* **What the task asks**
Tell me how many lines in the data include "away", and keep the reply to that number.

* **Extracted entries**
■ ■ ■ ■ ■

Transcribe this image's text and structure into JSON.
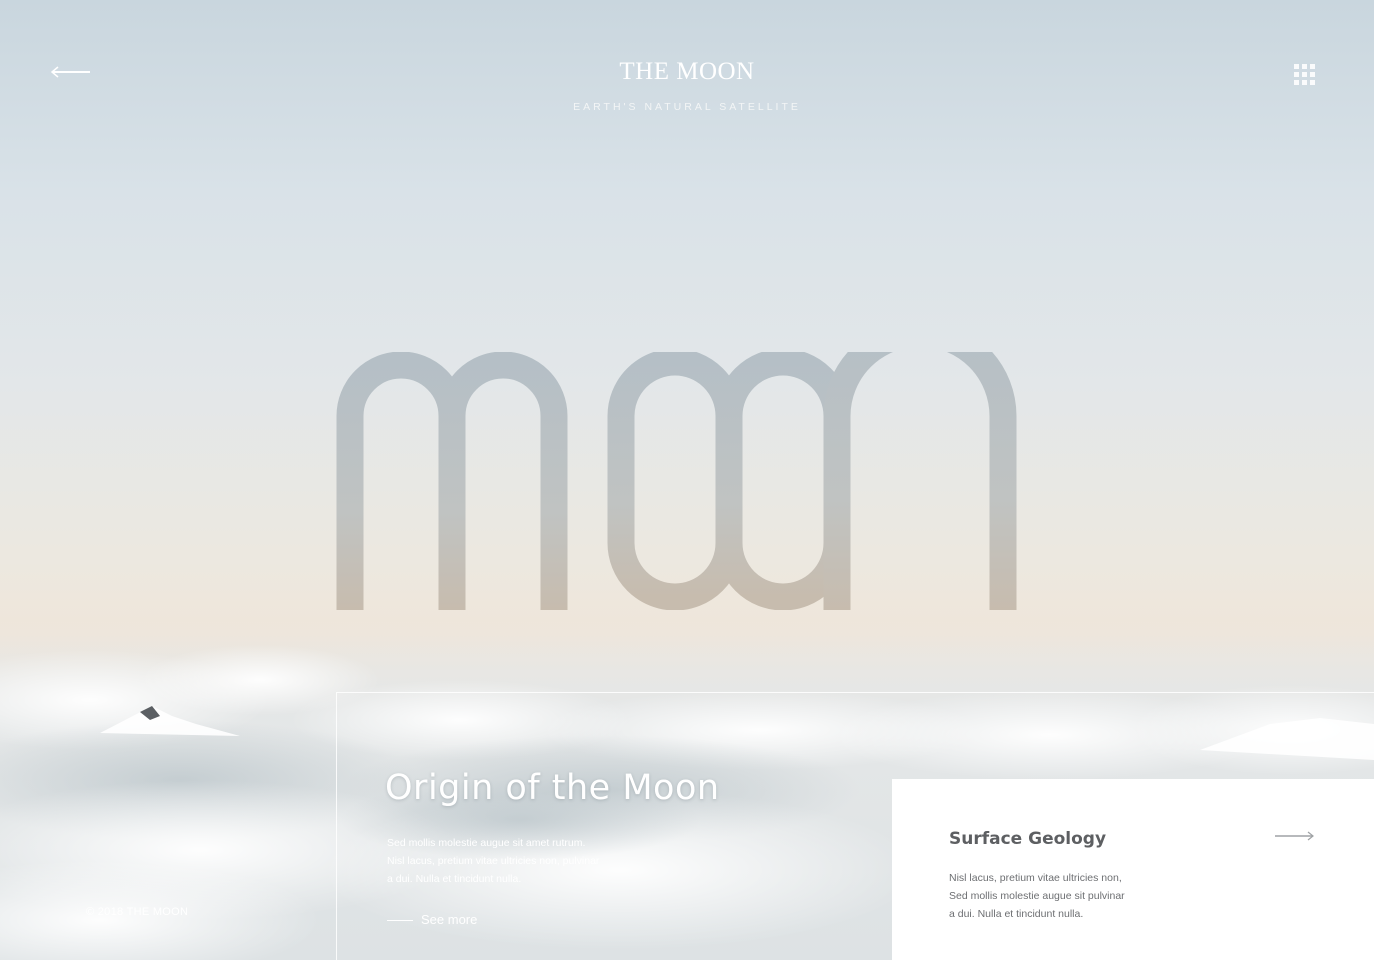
{
  "header": {
    "site_title": "THE MOON",
    "site_subtitle": "EARTH'S NATURAL SATELLITE",
    "back_icon": "arrow-left-icon",
    "menu_icon": "grid-menu-icon"
  },
  "hero": {
    "wordmark": "moon"
  },
  "feature": {
    "title": "Origin of the Moon",
    "body_lines": [
      "Sed mollis molestie augue sit amet rutrum.",
      "Nisl lacus, pretium vitae ultricies non, pulvinar",
      "a dui. Nulla et tincidunt nulla."
    ],
    "cta_label": "See more"
  },
  "card": {
    "title": "Surface Geology",
    "body_lines": [
      "Nisl lacus, pretium vitae ultricies non,",
      "Sed mollis molestie augue sit  pulvinar",
      "a dui. Nulla et tincidunt nulla."
    ],
    "arrow_icon": "arrow-right-icon"
  },
  "footer": {
    "copyright": "© 2018 THE MOON"
  },
  "colors": {
    "accent_white": "#ffffff",
    "card_text": "#6d6f72",
    "wordmark_top": "#b9c3c9",
    "wordmark_bottom": "#c8c0b4"
  }
}
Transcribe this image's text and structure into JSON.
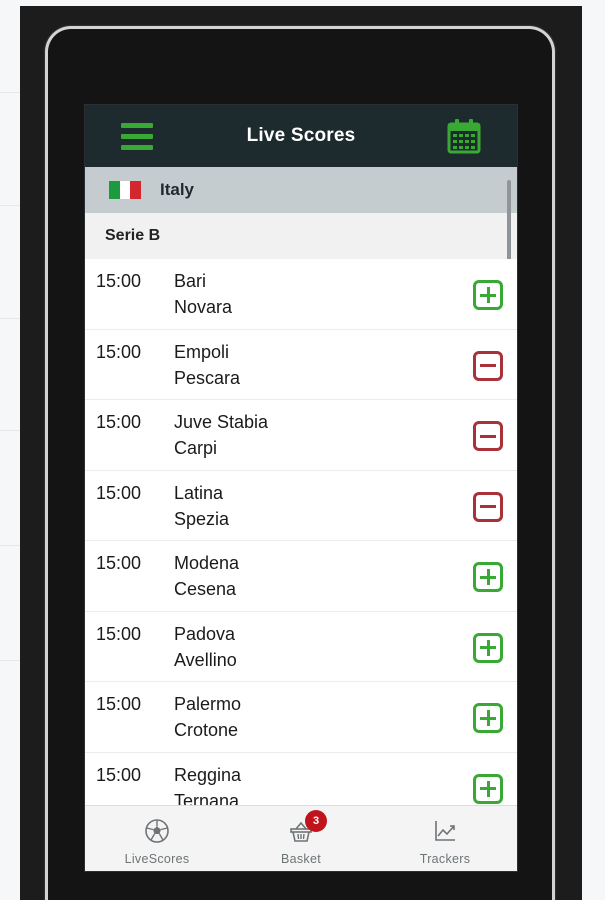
{
  "header": {
    "title": "Live Scores",
    "menu_icon": "hamburger-menu-icon",
    "calendar_icon": "calendar-icon"
  },
  "country": {
    "name": "Italy",
    "flag_colors": [
      "#1c9a3e",
      "#ffffff",
      "#d3262e"
    ]
  },
  "league": {
    "name": "Serie B"
  },
  "matches": [
    {
      "time": "15:00",
      "home": "Bari",
      "away": "Novara",
      "action": "add"
    },
    {
      "time": "15:00",
      "home": "Empoli",
      "away": "Pescara",
      "action": "remove"
    },
    {
      "time": "15:00",
      "home": "Juve Stabia",
      "away": "Carpi",
      "action": "remove"
    },
    {
      "time": "15:00",
      "home": "Latina",
      "away": "Spezia",
      "action": "remove"
    },
    {
      "time": "15:00",
      "home": "Modena",
      "away": "Cesena",
      "action": "add"
    },
    {
      "time": "15:00",
      "home": "Padova",
      "away": "Avellino",
      "action": "add"
    },
    {
      "time": "15:00",
      "home": "Palermo",
      "away": "Crotone",
      "action": "add"
    },
    {
      "time": "15:00",
      "home": "Reggina",
      "away": "Ternana",
      "action": "add"
    }
  ],
  "bottom_nav": {
    "items": [
      {
        "label": "LiveScores",
        "icon": "soccer-ball-icon"
      },
      {
        "label": "Basket",
        "icon": "basket-icon",
        "badge": "3"
      },
      {
        "label": "Trackers",
        "icon": "chart-line-icon"
      }
    ]
  },
  "colors": {
    "accent_green": "#3aa835",
    "remove_red": "#a8323a",
    "header_bg": "#1d2b2f",
    "badge_red": "#c0141c"
  }
}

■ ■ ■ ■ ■

* **Exercise result**
8